About us



Work With Us


Study of the electronic properties of molecular thin films using electronic spectroscopy techniques

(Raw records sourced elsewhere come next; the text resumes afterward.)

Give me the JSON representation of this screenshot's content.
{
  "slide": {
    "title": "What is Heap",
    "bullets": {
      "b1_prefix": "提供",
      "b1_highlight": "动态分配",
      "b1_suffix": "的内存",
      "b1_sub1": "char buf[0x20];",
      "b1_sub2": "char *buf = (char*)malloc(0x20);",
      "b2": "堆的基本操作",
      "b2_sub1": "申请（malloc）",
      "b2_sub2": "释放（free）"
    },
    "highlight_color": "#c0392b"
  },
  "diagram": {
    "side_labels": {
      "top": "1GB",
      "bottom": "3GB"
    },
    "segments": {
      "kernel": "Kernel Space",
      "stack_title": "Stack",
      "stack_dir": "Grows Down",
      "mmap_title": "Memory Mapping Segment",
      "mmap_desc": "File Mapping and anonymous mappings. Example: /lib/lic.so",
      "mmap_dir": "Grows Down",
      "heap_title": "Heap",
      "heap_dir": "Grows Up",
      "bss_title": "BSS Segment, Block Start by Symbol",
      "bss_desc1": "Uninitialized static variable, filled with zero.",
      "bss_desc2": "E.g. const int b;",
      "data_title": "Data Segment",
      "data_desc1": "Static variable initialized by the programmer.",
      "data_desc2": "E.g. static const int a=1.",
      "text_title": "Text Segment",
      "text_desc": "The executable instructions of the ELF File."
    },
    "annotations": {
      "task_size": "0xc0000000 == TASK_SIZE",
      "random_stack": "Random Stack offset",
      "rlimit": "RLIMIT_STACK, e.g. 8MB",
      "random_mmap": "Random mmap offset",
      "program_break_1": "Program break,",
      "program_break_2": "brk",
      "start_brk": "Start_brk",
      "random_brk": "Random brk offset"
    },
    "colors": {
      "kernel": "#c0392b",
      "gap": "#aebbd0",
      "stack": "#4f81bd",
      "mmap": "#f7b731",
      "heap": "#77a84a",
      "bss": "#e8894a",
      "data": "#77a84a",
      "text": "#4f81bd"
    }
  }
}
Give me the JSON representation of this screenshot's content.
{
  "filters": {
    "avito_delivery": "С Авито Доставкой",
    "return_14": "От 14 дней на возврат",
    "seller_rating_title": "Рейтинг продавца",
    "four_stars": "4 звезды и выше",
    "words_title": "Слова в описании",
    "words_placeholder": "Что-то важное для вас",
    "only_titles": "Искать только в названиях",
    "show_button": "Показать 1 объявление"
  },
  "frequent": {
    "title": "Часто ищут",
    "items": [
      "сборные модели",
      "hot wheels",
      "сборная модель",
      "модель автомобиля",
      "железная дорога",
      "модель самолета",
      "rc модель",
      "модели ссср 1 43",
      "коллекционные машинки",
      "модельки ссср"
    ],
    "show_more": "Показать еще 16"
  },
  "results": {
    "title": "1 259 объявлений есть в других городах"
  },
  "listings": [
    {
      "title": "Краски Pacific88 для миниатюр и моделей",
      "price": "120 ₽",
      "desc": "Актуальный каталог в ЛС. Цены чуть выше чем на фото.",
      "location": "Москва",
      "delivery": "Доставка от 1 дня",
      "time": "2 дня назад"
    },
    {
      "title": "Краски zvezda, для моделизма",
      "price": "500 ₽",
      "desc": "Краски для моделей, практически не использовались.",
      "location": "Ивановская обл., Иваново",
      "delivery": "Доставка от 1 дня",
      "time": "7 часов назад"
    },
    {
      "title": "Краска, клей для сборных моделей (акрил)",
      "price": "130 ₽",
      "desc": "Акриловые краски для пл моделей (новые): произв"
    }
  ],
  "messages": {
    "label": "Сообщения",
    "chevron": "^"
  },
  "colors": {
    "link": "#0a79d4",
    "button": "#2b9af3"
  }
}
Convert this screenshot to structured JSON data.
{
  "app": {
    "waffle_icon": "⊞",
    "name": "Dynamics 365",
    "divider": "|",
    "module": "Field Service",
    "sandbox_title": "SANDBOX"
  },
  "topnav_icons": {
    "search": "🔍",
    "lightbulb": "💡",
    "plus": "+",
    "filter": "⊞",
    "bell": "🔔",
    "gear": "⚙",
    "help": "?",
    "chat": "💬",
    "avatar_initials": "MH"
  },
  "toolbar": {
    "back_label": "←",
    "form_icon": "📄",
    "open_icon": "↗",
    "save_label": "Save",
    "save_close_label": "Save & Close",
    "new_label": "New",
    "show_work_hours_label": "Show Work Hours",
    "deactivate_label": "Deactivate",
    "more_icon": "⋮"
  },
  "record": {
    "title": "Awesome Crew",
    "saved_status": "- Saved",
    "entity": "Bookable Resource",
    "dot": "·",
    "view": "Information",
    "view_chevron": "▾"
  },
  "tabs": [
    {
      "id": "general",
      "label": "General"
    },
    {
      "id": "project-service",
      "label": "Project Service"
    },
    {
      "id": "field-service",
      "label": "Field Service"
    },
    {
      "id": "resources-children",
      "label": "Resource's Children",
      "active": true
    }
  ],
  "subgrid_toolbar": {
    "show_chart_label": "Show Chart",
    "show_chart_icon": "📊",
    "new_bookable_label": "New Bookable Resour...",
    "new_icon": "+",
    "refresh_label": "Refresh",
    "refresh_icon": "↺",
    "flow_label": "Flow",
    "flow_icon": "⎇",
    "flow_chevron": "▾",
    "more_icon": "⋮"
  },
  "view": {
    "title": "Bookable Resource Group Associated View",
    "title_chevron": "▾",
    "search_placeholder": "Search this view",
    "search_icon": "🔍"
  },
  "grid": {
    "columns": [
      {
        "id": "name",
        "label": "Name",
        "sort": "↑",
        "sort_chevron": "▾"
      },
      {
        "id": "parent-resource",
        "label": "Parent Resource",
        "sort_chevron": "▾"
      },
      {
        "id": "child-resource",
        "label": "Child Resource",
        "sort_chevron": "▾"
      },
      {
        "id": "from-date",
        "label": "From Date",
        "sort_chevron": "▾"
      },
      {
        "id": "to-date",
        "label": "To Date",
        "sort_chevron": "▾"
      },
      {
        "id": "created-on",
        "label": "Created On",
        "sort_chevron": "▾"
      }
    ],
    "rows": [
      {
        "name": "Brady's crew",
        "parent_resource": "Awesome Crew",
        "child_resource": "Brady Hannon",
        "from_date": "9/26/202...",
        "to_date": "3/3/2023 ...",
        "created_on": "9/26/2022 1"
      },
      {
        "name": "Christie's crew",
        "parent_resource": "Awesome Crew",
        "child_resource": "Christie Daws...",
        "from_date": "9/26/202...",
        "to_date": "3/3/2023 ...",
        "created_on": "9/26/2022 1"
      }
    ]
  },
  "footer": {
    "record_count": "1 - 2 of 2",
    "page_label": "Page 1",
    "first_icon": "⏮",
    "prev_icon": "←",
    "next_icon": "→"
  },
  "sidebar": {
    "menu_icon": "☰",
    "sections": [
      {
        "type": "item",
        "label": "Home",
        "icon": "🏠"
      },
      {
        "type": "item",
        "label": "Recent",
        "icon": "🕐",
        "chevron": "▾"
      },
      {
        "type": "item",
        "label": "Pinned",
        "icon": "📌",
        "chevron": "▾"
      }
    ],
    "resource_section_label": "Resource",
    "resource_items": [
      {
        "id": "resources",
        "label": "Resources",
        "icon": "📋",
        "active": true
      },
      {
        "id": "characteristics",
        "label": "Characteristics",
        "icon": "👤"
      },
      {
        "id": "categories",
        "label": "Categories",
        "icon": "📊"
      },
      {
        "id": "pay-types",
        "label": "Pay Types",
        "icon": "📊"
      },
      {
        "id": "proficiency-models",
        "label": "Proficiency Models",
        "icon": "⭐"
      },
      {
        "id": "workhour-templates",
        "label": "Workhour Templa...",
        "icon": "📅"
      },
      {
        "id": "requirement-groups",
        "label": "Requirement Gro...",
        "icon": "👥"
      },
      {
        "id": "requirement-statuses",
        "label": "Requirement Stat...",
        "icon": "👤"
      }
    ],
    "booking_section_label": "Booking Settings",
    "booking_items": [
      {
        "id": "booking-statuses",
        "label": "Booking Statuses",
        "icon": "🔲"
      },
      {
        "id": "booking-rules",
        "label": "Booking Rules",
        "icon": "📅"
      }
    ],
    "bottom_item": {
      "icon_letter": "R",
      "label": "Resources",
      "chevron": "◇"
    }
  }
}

The thesis relates to the growth of thin films in a well-controlled environment (high vacuum regime) by means of organic molecular beam epitaxy (OMBE). This technique exploits very low growth rates allowing, if the right conditions of interaction with the substrate are met, for the growth of ordered molecular layers (variable thicknesses from fractions of a single layer to multilayers). Porphyrin or phthalocyanine molecules, i.e. aromatic molecules featuring a macrocycle where it is possible to place a metal ion, thus modifying their optical and electronic properties, will be preferentially used. These molecules, also present in nature in numerous colored compounds (e.g. chlorophyll, hemoglobin), are used in the field of organic-inorganic hybrid electronics for the construction of solar cells (e.g. in dye sensitized solar cells) and gas sensors. With the aim of creating electronic devices based on these molecules, research in this sector has focused on the study of systems, such as ultra-thin films, which have a high crystallographic order and electronic properties controlled on a nanometric scale. By appropriately choosing the nature of the central ion, these molecules can also assume a characteristic magnetic behavior and, in principle, be used in spintronic devices such as "bits" for storing information.
The proposed research, of a fundamental nature, will initially focus on the optimization of growth procedures, including the choice and preparation of an adequate substrate, which should preserve the chemical structure of the molecules and promote their ordered arrangement (a procedure that might involve the chemical passivation of the surface). Subsequently, the presence of a possible supra-molecular order and the morphology of the molecular layer (tilt of the macrocycle with respect to the surface, growth of a "wetting" layer vs. formation of molecular clusters) will be studied. Finally, we will proceed with the determination of the electronic structure using UV (filled states) and inverse (empty states) photoemission techniques, with the aim of determining the energy position of the highest occupied molecular orbital (HOMO) and lowest unoccupied molecular orbital (LUMO), and their alignment with the substrate bandstructure. If magnetic molecules are used, in combination with a ferromagnetic substrate, the electronic structure investigation will make use of spin-resolved spectroscopy. For further information, applicants are strongly suggested to read the enclosed bibliography, which presents two studies carried out by the proponents of this activity in recent years.
The instrumentation necessary to complete the thesis work is present at the "VESI" laboratory of the physics department. Familiarity with the basics of surface physics (provided by the master's degree courses in physical engineering - nanotechnologies and physical technologies branch) is desirable. The thesis requires a full-time activity in the lab (Monday to Friday) and will last for a minimum of six months.

  • G. Bussetti, A. Calloni, M. Celeri, R. Yivlialin, M. Finazzi, F. Bottegoni, L. Duò and F. Ciccacci, “Structure and electronic properties of Zn-tetra-phenyl-porphyrin single- and multi-layers films grown on Fe(001)-p(1 × 1)O” Appl. Surf. Sci. 390 (2016) 856–862 (DOI: 10.1016/j.apsusc.2016.08.137)
  • M. S. Jagadeesh, A. Calloni, A. Brambilla, A. Picone, A. Lodesani, L. Duò, F. Ciccacci, M. Finazzi and G. Bussetti “Room temperature magnetism of ordered porphyrin layers on Fe” Appl. Phys. Lett. 115 (2019) 082404 (DOI: 10.1063/1.5109750)
  • A. Orbelli Biroli, A. Calloni, A. Bossi, M. S. Jagadeesh, G. Albani, L. Duò, F. Ciccacci, A. Goldoni, A. Verdini, L. Schio, L. Floreano, and G. Bussetti, “Out-Of-Plane Metal Coordination for a True Solvent-Free Building with Molecular Bricks: Dodging the Surface Ligand Effect for On-Surface Vacuum Self-Assembly” Adv. Funct. Mater. 31 (2021) 2011008 (DOI: 10.1002/adfm.202011008)